(Your goal):
Every entry that follows needs to be repeated exactly.

Entries from a dataset of interfaces
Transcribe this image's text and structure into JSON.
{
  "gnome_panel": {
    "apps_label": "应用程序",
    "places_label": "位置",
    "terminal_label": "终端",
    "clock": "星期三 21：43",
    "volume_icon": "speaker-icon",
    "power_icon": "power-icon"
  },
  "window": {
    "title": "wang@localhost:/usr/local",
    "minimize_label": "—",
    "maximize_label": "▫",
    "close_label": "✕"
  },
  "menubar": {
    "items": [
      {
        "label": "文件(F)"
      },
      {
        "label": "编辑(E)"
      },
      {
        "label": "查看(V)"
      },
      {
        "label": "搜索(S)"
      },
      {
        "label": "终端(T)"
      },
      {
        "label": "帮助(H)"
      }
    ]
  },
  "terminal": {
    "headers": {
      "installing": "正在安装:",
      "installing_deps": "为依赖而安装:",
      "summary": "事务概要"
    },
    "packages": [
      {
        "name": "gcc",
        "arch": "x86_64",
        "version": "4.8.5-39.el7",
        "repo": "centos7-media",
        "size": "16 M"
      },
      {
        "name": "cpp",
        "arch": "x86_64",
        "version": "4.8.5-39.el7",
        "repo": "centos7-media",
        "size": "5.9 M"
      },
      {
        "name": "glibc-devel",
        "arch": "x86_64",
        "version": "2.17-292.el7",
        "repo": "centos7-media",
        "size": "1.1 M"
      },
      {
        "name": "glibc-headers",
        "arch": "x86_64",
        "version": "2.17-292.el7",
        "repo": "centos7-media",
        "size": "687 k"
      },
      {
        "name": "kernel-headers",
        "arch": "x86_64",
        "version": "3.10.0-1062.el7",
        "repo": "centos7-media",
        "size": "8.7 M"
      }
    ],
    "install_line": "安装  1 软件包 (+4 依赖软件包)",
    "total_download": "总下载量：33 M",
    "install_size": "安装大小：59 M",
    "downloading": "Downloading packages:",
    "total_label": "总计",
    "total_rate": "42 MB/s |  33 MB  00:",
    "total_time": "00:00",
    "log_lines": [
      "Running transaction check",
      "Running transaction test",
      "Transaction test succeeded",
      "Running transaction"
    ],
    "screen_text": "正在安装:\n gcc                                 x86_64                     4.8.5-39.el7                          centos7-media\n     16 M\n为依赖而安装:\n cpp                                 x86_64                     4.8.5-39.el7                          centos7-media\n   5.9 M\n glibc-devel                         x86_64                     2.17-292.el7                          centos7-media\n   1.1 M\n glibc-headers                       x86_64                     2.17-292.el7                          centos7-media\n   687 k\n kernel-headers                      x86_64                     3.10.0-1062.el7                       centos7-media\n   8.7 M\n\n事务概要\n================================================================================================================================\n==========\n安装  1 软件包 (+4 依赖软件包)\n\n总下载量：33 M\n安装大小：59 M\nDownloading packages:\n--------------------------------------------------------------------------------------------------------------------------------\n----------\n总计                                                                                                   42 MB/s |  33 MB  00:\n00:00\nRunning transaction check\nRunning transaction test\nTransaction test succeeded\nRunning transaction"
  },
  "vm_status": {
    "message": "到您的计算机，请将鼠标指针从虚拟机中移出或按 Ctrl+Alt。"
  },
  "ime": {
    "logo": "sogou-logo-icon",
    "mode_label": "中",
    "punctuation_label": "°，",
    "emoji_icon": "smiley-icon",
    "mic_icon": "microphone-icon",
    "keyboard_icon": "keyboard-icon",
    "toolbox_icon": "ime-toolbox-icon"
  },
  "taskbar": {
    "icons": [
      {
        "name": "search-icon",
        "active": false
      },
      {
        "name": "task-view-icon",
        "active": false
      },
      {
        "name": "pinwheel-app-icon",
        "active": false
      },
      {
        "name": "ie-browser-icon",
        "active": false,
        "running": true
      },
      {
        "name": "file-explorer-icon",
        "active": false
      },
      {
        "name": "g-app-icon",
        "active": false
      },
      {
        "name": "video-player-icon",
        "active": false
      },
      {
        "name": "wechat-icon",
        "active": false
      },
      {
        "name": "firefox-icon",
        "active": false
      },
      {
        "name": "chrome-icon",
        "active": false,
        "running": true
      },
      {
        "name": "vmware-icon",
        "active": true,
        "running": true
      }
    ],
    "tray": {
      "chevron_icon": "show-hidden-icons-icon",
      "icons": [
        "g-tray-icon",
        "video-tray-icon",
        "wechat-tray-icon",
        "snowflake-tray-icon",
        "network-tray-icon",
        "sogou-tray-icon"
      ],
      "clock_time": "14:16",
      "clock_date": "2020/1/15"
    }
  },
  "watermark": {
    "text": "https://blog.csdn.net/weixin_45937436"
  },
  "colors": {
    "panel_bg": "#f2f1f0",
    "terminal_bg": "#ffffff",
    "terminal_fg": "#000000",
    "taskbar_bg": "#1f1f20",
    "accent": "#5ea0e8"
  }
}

(Exercise response):
Transcribe this image's text and structure into JSON.
{
  "gnome_panel": {
    "apps_label": "应用程序",
    "places_label": "位置",
    "terminal_label": "终端",
    "clock": "星期三 21：43",
    "volume_icon": "speaker-icon",
    "power_icon": "power-icon"
  },
  "window": {
    "title": "wang@localhost:/usr/local",
    "minimize_label": "—",
    "maximize_label": "▫",
    "close_label": "✕"
  },
  "menubar": {
    "items": [
      {
        "label": "文件(F)"
      },
      {
        "label": "编辑(E)"
      },
      {
        "label": "查看(V)"
      },
      {
        "label": "搜索(S)"
      },
      {
        "label": "终端(T)"
      },
      {
        "label": "帮助(H)"
      }
    ]
  },
  "terminal": {
    "headers": {
      "installing": "正在安装:",
      "installing_deps": "为依赖而安装:",
      "summary": "事务概要"
    },
    "packages": [
      {
        "name": "gcc",
        "arch": "x86_64",
        "version": "4.8.5-39.el7",
        "repo": "centos7-media",
        "size": "16 M"
      },
      {
        "name": "cpp",
        "arch": "x86_64",
        "version": "4.8.5-39.el7",
        "repo": "centos7-media",
        "size": "5.9 M"
      },
      {
        "name": "glibc-devel",
        "arch": "x86_64",
        "version": "2.17-292.el7",
        "repo": "centos7-media",
        "size": "1.1 M"
      },
      {
        "name": "glibc-headers",
        "arch": "x86_64",
        "version": "2.17-292.el7",
        "repo": "centos7-media",
        "size": "687 k"
      },
      {
        "name": "kernel-headers",
        "arch": "x86_64",
        "version": "3.10.0-1062.el7",
        "repo": "centos7-media",
        "size": "8.7 M"
      }
    ],
    "install_line": "安装  1 软件包 (+4 依赖软件包)",
    "total_download": "总下载量：33 M",
    "install_size": "安装大小：59 M",
    "downloading": "Downloading packages:",
    "total_label": "总计",
    "total_rate": "42 MB/s |  33 MB  00:",
    "total_time": "00:00",
    "log_lines": [
      "Running transaction check",
      "Running transaction test",
      "Transaction test succeeded",
      "Running transaction"
    ],
    "screen_text": "正在安装:\n gcc                                 x86_64                     4.8.5-39.el7                          centos7-media\n     16 M\n为依赖而安装:\n cpp                                 x86_64                     4.8.5-39.el7                          centos7-media\n   5.9 M\n glibc-devel                         x86_64                     2.17-292.el7                          centos7-media\n   1.1 M\n glibc-headers                       x86_64                     2.17-292.el7                          centos7-media\n   687 k\n kernel-headers                      x86_64                     3.10.0-1062.el7                       centos7-media\n   8.7 M\n\n事务概要\n================================================================================================================================\n==========\n安装  1 软件包 (+4 依赖软件包)\n\n总下载量：33 M\n安装大小：59 M\nDownloading packages:\n--------------------------------------------------------------------------------------------------------------------------------\n----------\n总计                                                                                                   42 MB/s |  33 MB  00:\n00:00\nRunning transaction check\nRunning transaction test\nTransaction test succeeded\nRunning transaction"
  },
  "vm_status": {
    "message": "到您的计算机，请将鼠标指针从虚拟机中移出或按 Ctrl+Alt。"
  },
  "ime": {
    "logo": "sogou-logo-icon",
    "mode_label": "中",
    "punctuation_label": "°，",
    "emoji_icon": "smiley-icon",
    "mic_icon": "microphone-icon",
    "keyboard_icon": "keyboard-icon",
    "toolbox_icon": "ime-toolbox-icon"
  },
  "taskbar": {
    "icons": [
      {
        "name": "search-icon",
        "active": false
      },
      {
        "name": "task-view-icon",
        "active": false
      },
      {
        "name": "pinwheel-app-icon",
        "active": false
      },
      {
        "name": "ie-browser-icon",
        "active": false,
        "running": true
      },
      {
        "name": "file-explorer-icon",
        "active": false
      },
      {
        "name": "g-app-icon",
        "active": false
      },
      {
        "name": "video-player-icon",
        "active": false
      },
      {
        "name": "wechat-icon",
        "active": false
      },
      {
        "name": "firefox-icon",
        "active": false
      },
      {
        "name": "chrome-icon",
        "active": false,
        "running": true
      },
      {
        "name": "vmware-icon",
        "active": true,
        "running": true
      }
    ],
    "tray": {
      "chevron_icon": "show-hidden-icons-icon",
      "icons": [
        "g-tray-icon",
        "video-tray-icon",
        "wechat-tray-icon",
        "snowflake-tray-icon",
        "network-tray-icon",
        "sogou-tray-icon"
      ],
      "clock_time": "14:16",
      "clock_date": "2020/1/15"
    }
  },
  "watermark": {
    "text": "https://blog.csdn.net/weixin_45937436"
  },
  "colors": {
    "panel_bg": "#f2f1f0",
    "terminal_bg": "#ffffff",
    "terminal_fg": "#000000",
    "taskbar_bg": "#1f1f20",
    "accent": "#5ea0e8"
  }
}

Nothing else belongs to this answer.